The James Madison Carpenter Collection of Traditional Song and Drama is one of the most important and extensive collections of its kind. The bulk of it comprises British material which Carpenter (1888-1983), a Harvard graduate, gathered in the period 1928-35. The remainder comprises material gathered from various parts of the USA and probably dates from immediately after this period.
The National Association for the Promotion of Social Science, known as the Social Science Association, was an influential forum for the development of social policy between the 1850s and 1880s to which many notable Victorians gave papers and addresses. Leading politicians, intellectuals, bureaucrats, churchmen and businessmen were among its members. It was influential in many different areas - legal reform, penal policy, education, public health and commercial relations – and provides vivid insight into Victorian social and institutional development.
There were two major aims in the LEADERS (Linking EAD to Electronically Retrievable Sources) project:
1.To carry out research on the needs of users of archive and records collections
2.To develop a toolset to deliver finding aids, transcriptions and digital images of archives over the Internet
The National Railway Museum is one of the leading museums of transport and mobility in the world. Through its Institute of Railway Studies & Transport History, managed and funded jointly with the University of York, it has in the last 10 years developed an international reputation for the academic study of the history of railways in the United Kingdom and overseas. In order to maximise the academic use of the NRM's collections, this project aims:
British Fiction, 1800–1829: A Database of Production, Circulation & Reception (DBF) arises from more than fifteen years’ general research into Romantic-era British fiction, by the project director, Professor Peter Garside.

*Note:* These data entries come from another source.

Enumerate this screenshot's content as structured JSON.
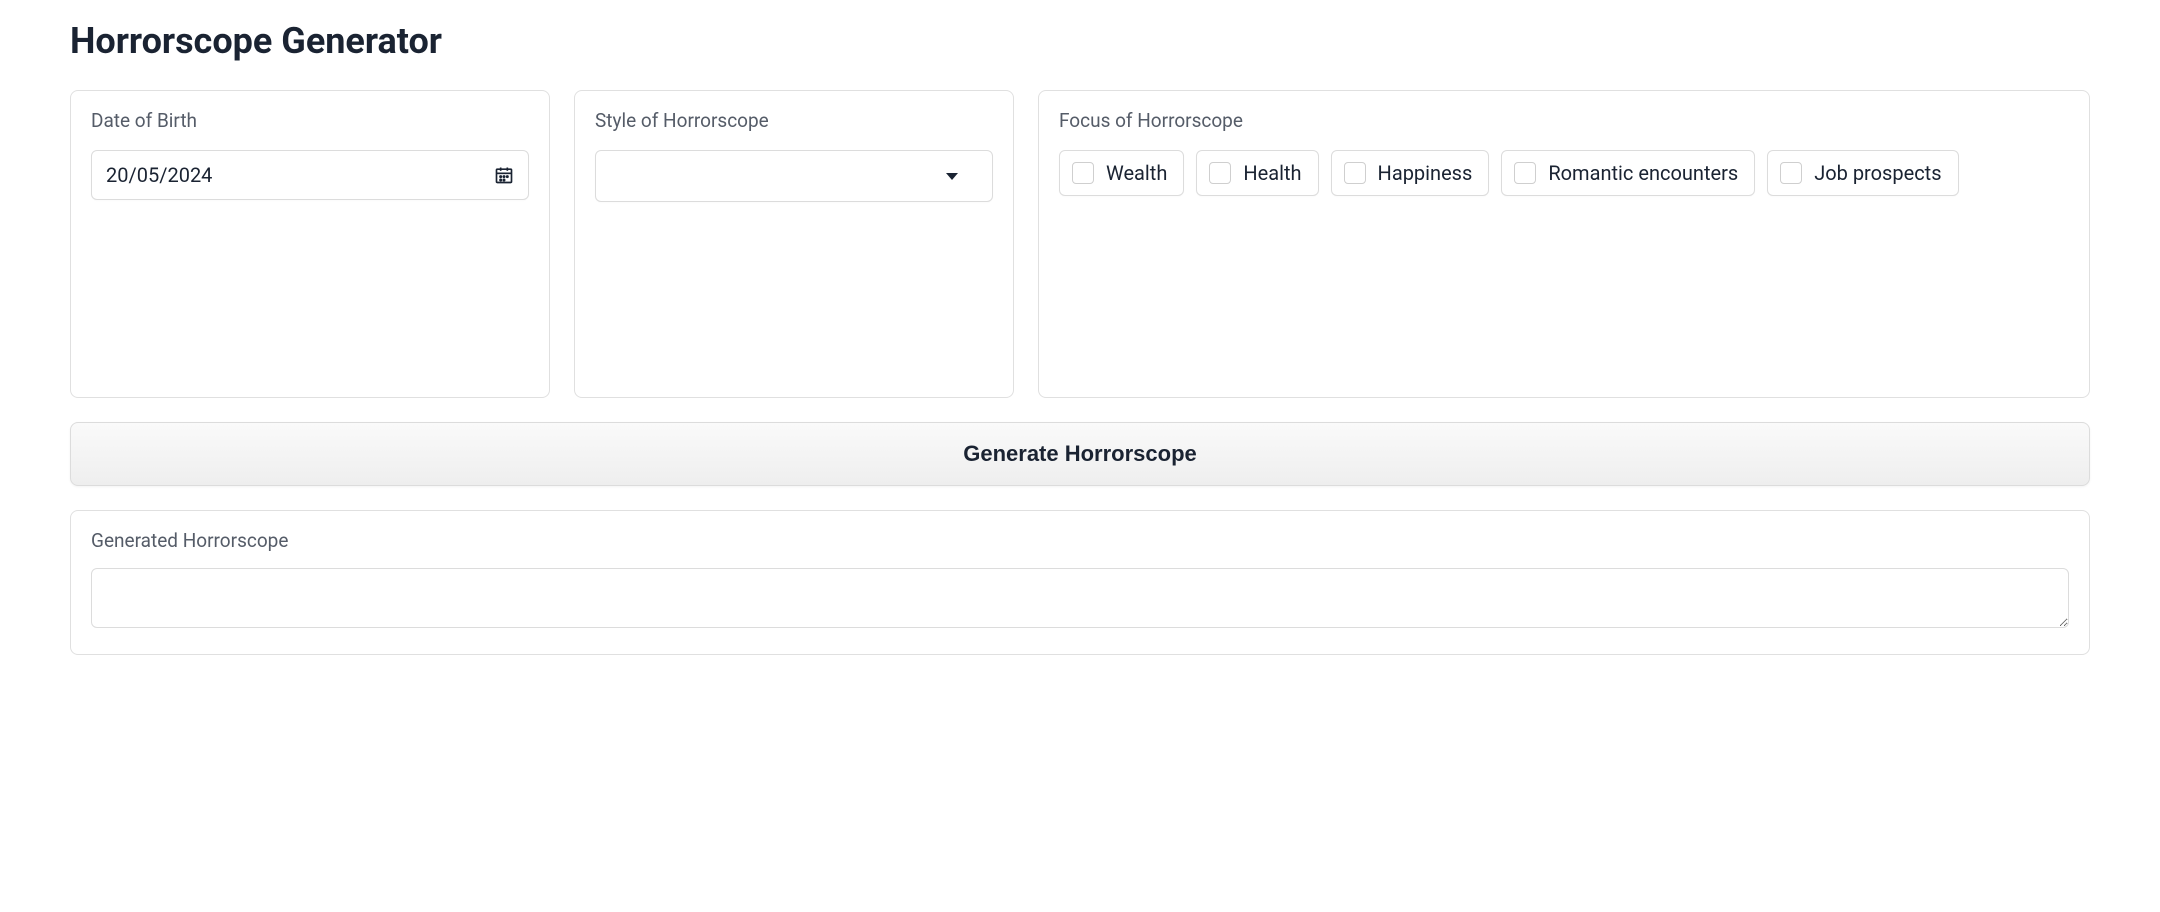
{
  "title": "Horrorscope Generator",
  "dob": {
    "label": "Date of Birth",
    "value": "20/05/2024"
  },
  "style": {
    "label": "Style of Horrorscope",
    "value": ""
  },
  "focus": {
    "label": "Focus of Horrorscope",
    "options": [
      {
        "label": "Wealth",
        "checked": false
      },
      {
        "label": "Health",
        "checked": false
      },
      {
        "label": "Happiness",
        "checked": false
      },
      {
        "label": "Romantic encounters",
        "checked": false
      },
      {
        "label": "Job prospects",
        "checked": false
      }
    ]
  },
  "generate_button": "Generate Horrorscope",
  "output": {
    "label": "Generated Horrorscope",
    "value": ""
  }
}
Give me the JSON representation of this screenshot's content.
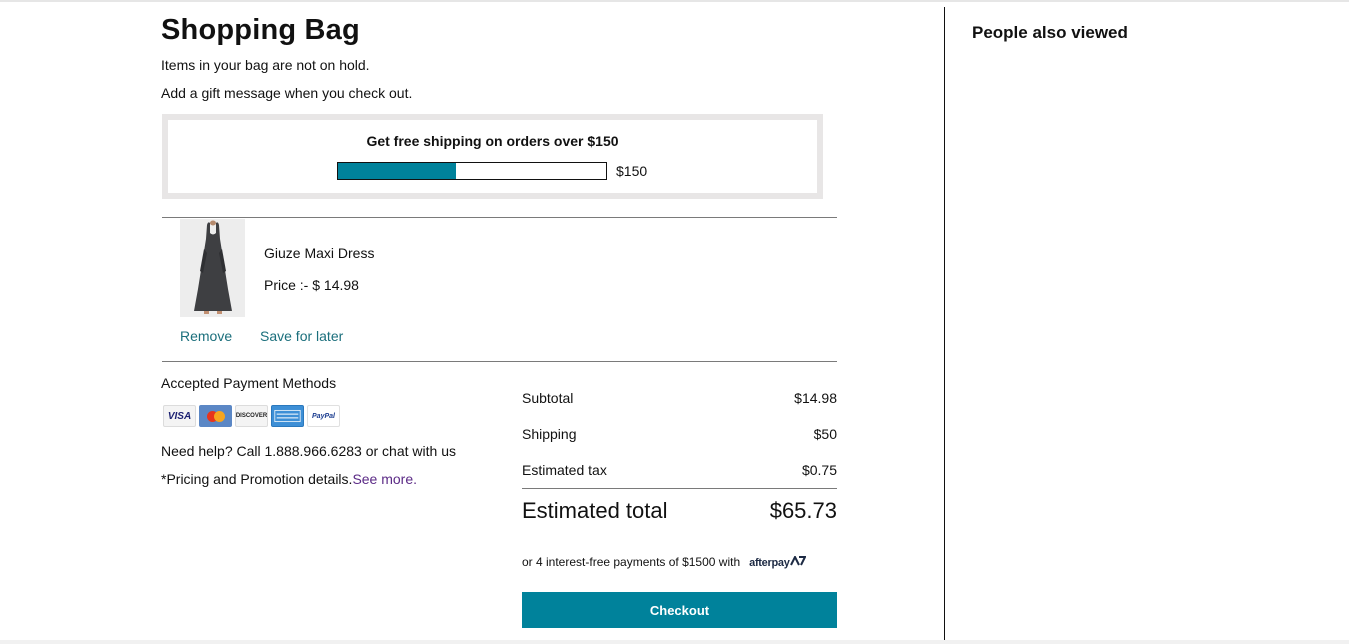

The project provides a comprehensive bibliographical record of the production of fiction during the first three decades of the nineteenth century, supplemented by a variety of contextual secondary materials drawn from the period.
The St Andrews French Book Project intends to create an analytical bibliography of all books published in the French language before 1601. It is the first ever global survey of early French books, based on an exhaustive investigation of over 1550 libraries worldwide. It is also the first major national bibliographical project to have been designed and completed entirely in the electronic age.
TV Times is now the only record of many programmes shown on ITV, and particularly of those that no longer exist. TV Times exists in a relatively complete form in only two sources: the British Library and British Film Institute. The project was designed to commision the British Library to produce a microfiche version of their holdings (supplemented, it transpired, by editions from a private source located by teh research team); to digitise these; and then to extract the programme listing information into a searchable database.
The aim of the Leeds Archive of Vernacular Culture (LAVC) project is to unlock the full research potential of the large and varied archive of the University's former Institute of Dialect and Folk Life Studies, now stored in the Brotherton Library’s Special Collections, by creating an innovative electronic resource.
The outcome of the project is a compilation of sources for provenance research of Chinese works of art, for use by institutions and researchers. Using The Burrell Collection in Glasgow as a pilot, the project documents records relating to dealers and collectors who specialised in Chinese art during the first half of the twentieth century.